::: RAW DATA

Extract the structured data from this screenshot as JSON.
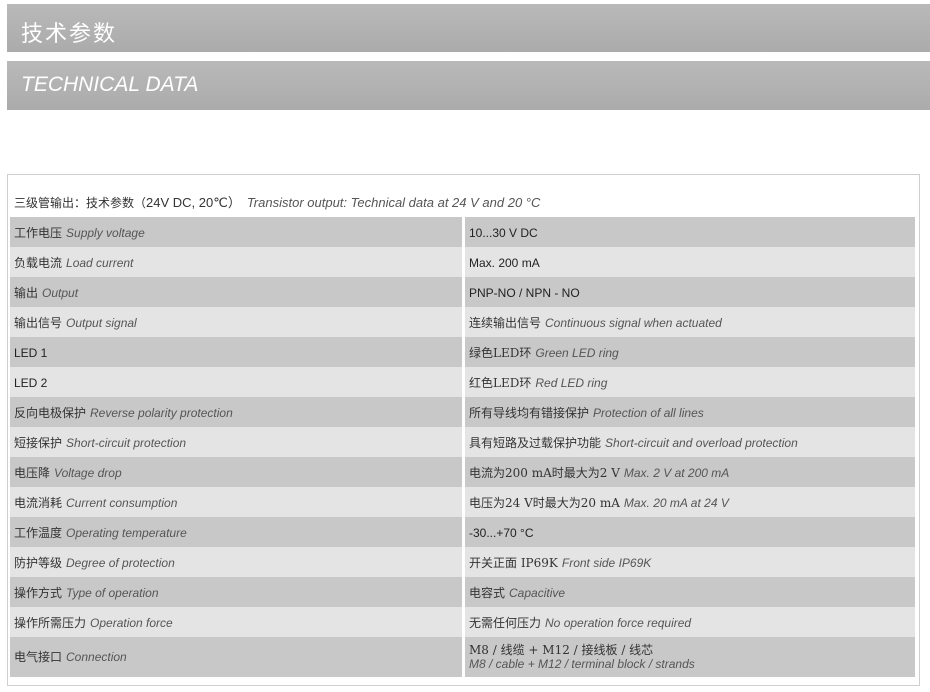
{
  "header": {
    "title_cn": "技术参数",
    "title_en": "TECHNICAL DATA"
  },
  "table": {
    "caption_cn": "三级管输出：技术参数（",
    "caption_mid": "24V DC, 20℃）",
    "caption_en": "Transistor output: Technical data at 24 V and 20 °C",
    "rows": [
      {
        "label_cn": "工作电压",
        "label_en": "Supply voltage",
        "value": "10...30 V DC",
        "value_en": ""
      },
      {
        "label_cn": "负载电流",
        "label_en": "Load current",
        "value": "Max. 200 mA",
        "value_en": ""
      },
      {
        "label_cn": "输出",
        "label_en": "Output",
        "value": "PNP-NO / NPN - NO",
        "value_en": ""
      },
      {
        "label_cn": "输出信号",
        "label_en": "Output signal",
        "value": "连续输出信号",
        "value_en": "Continuous signal when actuated"
      },
      {
        "label_cn": "LED 1",
        "label_en": "",
        "value": "绿色LED环",
        "value_en": "Green LED ring"
      },
      {
        "label_cn": "LED 2",
        "label_en": "",
        "value": "红色LED环",
        "value_en": "Red LED ring"
      },
      {
        "label_cn": "反向电极保护",
        "label_en": "Reverse polarity protection",
        "value": "所有导线均有错接保护",
        "value_en": "Protection of all lines"
      },
      {
        "label_cn": "短接保护",
        "label_en": "Short-circuit protection",
        "value": "具有短路及过载保护功能",
        "value_en": "Short-circuit and overload protection"
      },
      {
        "label_cn": "电压降",
        "label_en": "Voltage drop",
        "value": "电流为200 mA时最大为2 V",
        "value_en": "Max. 2 V at 200 mA"
      },
      {
        "label_cn": "电流消耗",
        "label_en": "Current consumption",
        "value": "电压为24 V时最大为20 mA",
        "value_en": "Max. 20 mA at 24 V"
      },
      {
        "label_cn": "工作温度",
        "label_en": "Operating temperature",
        "value": "-30...+70 °C",
        "value_en": ""
      },
      {
        "label_cn": "防护等级",
        "label_en": "Degree of protection",
        "value": "开关正面 IP69K",
        "value_en": "Front side IP69K"
      },
      {
        "label_cn": "操作方式",
        "label_en": "Type of operation",
        "value": "电容式",
        "value_en": "Capacitive"
      },
      {
        "label_cn": "操作所需压力",
        "label_en": "Operation force",
        "value": "无需任何压力",
        "value_en": "No operation force required"
      },
      {
        "label_cn": "电气接口",
        "label_en": "Connection",
        "value": "M8 / 线缆 + M12 / 接线板 / 线芯",
        "value_en": "M8 / cable + M12 / terminal block / strands"
      }
    ]
  },
  "colors": {
    "band": "#b0b0b0",
    "row_dark": "#c8c8c8",
    "row_light": "#e4e4e4"
  }
}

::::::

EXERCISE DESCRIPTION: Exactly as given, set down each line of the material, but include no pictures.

REPLY TO THE TASK:
Extract the structured data from this screenshot as JSON.
{
  "header": {
    "title_cn": "技术参数",
    "title_en": "TECHNICAL DATA"
  },
  "table": {
    "caption_cn": "三级管输出：技术参数（",
    "caption_mid": "24V DC, 20℃）",
    "caption_en": "Transistor output: Technical data at 24 V and 20 °C",
    "rows": [
      {
        "label_cn": "工作电压",
        "label_en": "Supply voltage",
        "value": "10...30 V DC",
        "value_en": ""
      },
      {
        "label_cn": "负载电流",
        "label_en": "Load current",
        "value": "Max. 200 mA",
        "value_en": ""
      },
      {
        "label_cn": "输出",
        "label_en": "Output",
        "value": "PNP-NO / NPN - NO",
        "value_en": ""
      },
      {
        "label_cn": "输出信号",
        "label_en": "Output signal",
        "value": "连续输出信号",
        "value_en": "Continuous signal when actuated"
      },
      {
        "label_cn": "LED 1",
        "label_en": "",
        "value": "绿色LED环",
        "value_en": "Green LED ring"
      },
      {
        "label_cn": "LED 2",
        "label_en": "",
        "value": "红色LED环",
        "value_en": "Red LED ring"
      },
      {
        "label_cn": "反向电极保护",
        "label_en": "Reverse polarity protection",
        "value": "所有导线均有错接保护",
        "value_en": "Protection of all lines"
      },
      {
        "label_cn": "短接保护",
        "label_en": "Short-circuit protection",
        "value": "具有短路及过载保护功能",
        "value_en": "Short-circuit and overload protection"
      },
      {
        "label_cn": "电压降",
        "label_en": "Voltage drop",
        "value": "电流为200 mA时最大为2 V",
        "value_en": "Max. 2 V at 200 mA"
      },
      {
        "label_cn": "电流消耗",
        "label_en": "Current consumption",
        "value": "电压为24 V时最大为20 mA",
        "value_en": "Max. 20 mA at 24 V"
      },
      {
        "label_cn": "工作温度",
        "label_en": "Operating temperature",
        "value": "-30...+70 °C",
        "value_en": ""
      },
      {
        "label_cn": "防护等级",
        "label_en": "Degree of protection",
        "value": "开关正面 IP69K",
        "value_en": "Front side IP69K"
      },
      {
        "label_cn": "操作方式",
        "label_en": "Type of operation",
        "value": "电容式",
        "value_en": "Capacitive"
      },
      {
        "label_cn": "操作所需压力",
        "label_en": "Operation force",
        "value": "无需任何压力",
        "value_en": "No operation force required"
      },
      {
        "label_cn": "电气接口",
        "label_en": "Connection",
        "value": "M8 / 线缆 + M12 / 接线板 / 线芯",
        "value_en": "M8 / cable + M12 / terminal block / strands"
      }
    ]
  },
  "colors": {
    "band": "#b0b0b0",
    "row_dark": "#c8c8c8",
    "row_light": "#e4e4e4"
  }
}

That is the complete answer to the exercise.